* [Requirement]: Which lines of the data contain the string "label"? Show each of them.

* [Dataset content]:
--
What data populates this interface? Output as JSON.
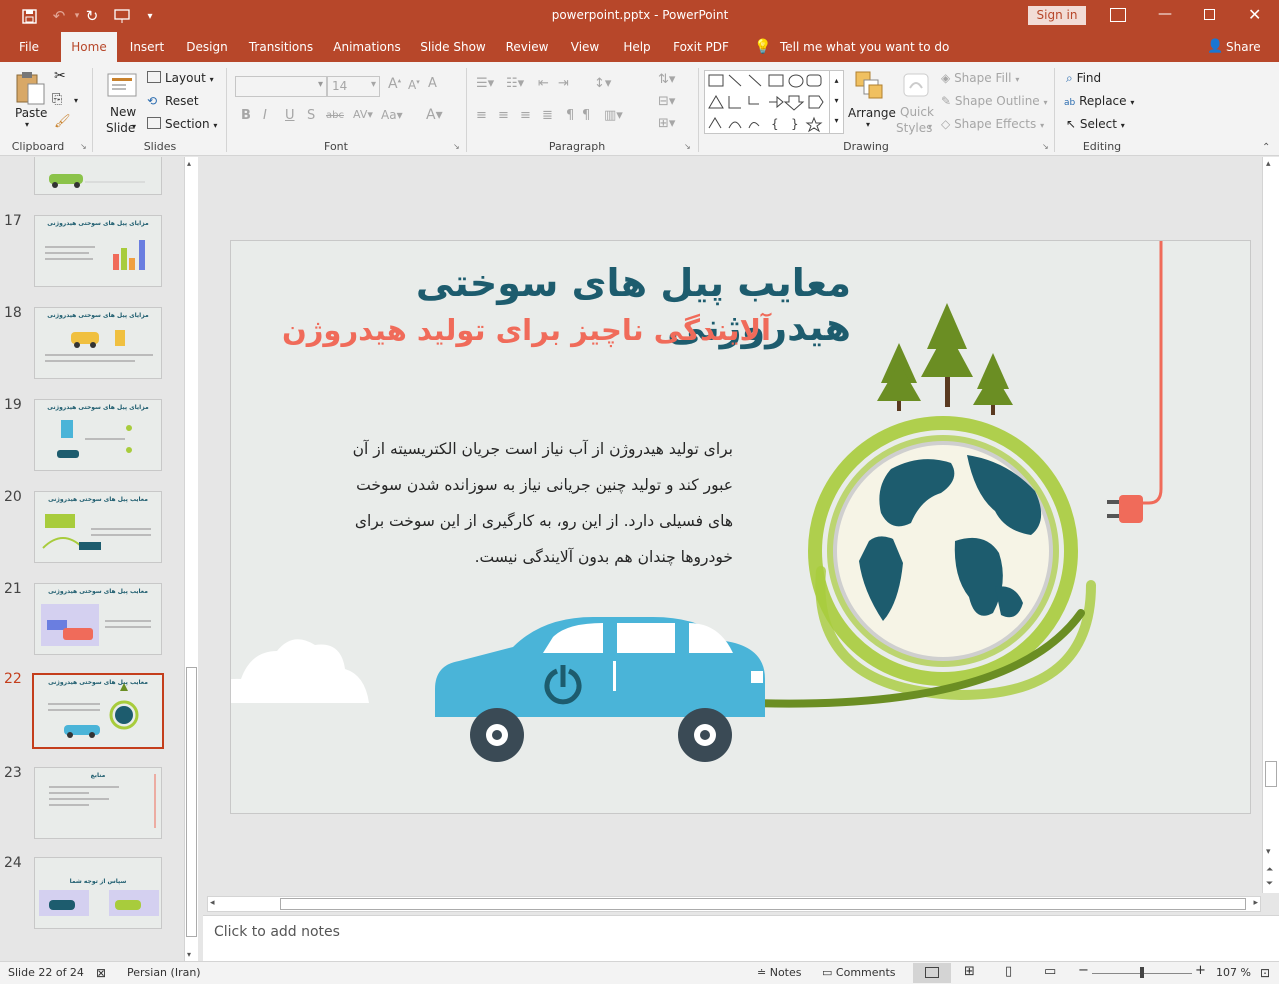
{
  "window": {
    "title": "powerpoint.pptx - PowerPoint",
    "sign_in": "Sign in"
  },
  "tabs": [
    "File",
    "Home",
    "Insert",
    "Design",
    "Transitions",
    "Animations",
    "Slide Show",
    "Review",
    "View",
    "Help",
    "Foxit PDF"
  ],
  "tell_me": "Tell me what you want to do",
  "share": "Share",
  "ribbon": {
    "clipboard": {
      "label": "Clipboard",
      "paste": "Paste"
    },
    "slides": {
      "label": "Slides",
      "new_slide_1": "New",
      "new_slide_2": "Slide",
      "layout": "Layout",
      "reset": "Reset",
      "section": "Section"
    },
    "font": {
      "label": "Font",
      "size": "14"
    },
    "paragraph": {
      "label": "Paragraph"
    },
    "drawing": {
      "label": "Drawing",
      "arrange": "Arrange",
      "quick_styles_1": "Quick",
      "quick_styles_2": "Styles",
      "shape_fill": "Shape Fill",
      "shape_outline": "Shape Outline",
      "shape_effects": "Shape Effects"
    },
    "editing": {
      "label": "Editing",
      "find": "Find",
      "replace": "Replace",
      "select": "Select"
    }
  },
  "thumbnails": [
    {
      "num": "17",
      "title": "مزایای پیل های سوختی هیدروژنی"
    },
    {
      "num": "18",
      "title": "مزایای پیل های سوختی هیدروژنی"
    },
    {
      "num": "19",
      "title": "مزایای پیل های سوختی هیدروژنی"
    },
    {
      "num": "20",
      "title": "معایب پیل های سوختی هیدروژنی"
    },
    {
      "num": "21",
      "title": "معایب پیل های سوختی هیدروژنی"
    },
    {
      "num": "22",
      "title": "معایب پیل های سوختی هیدروژنی"
    },
    {
      "num": "23",
      "title": "منابع"
    },
    {
      "num": "24",
      "title": "سپاس از توجه شما"
    }
  ],
  "selected_slide": "22",
  "slide": {
    "title": "معایب پیل های سوختی هیدروژنی",
    "subtitle": "آلایندگی ناچیز برای تولید هیدروژن",
    "body_lines": [
      "برای تولید هیدروژن از آب نیاز است جریان الکتریسیته از آن",
      "عبور کند و تولید چنین جریانی نیاز به سوزانده شدن سوخت",
      "های فسیلی دارد. از این رو، به کارگیری از این سوخت برای",
      "خودروها چندان هم بدون آلایندگی نیست."
    ]
  },
  "notes_placeholder": "Click to add notes",
  "status": {
    "slide_info": "Slide 22 of 24",
    "language": "Persian (Iran)",
    "notes": "Notes",
    "comments": "Comments",
    "zoom": "107 %"
  },
  "colors": {
    "accent": "#b7472a",
    "title": "#1d5c6e",
    "subtitle": "#f06b5a",
    "car": "#4ab4d8",
    "green": "#a8cc3c",
    "tree": "#6b8e23"
  }
}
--
* [Answer space]:
      "label": "Clipboard",
      "label": "Slides",
      "label": "Font",
      "label": "Paragraph"
      "label": "Drawing",
      "label": "Editing",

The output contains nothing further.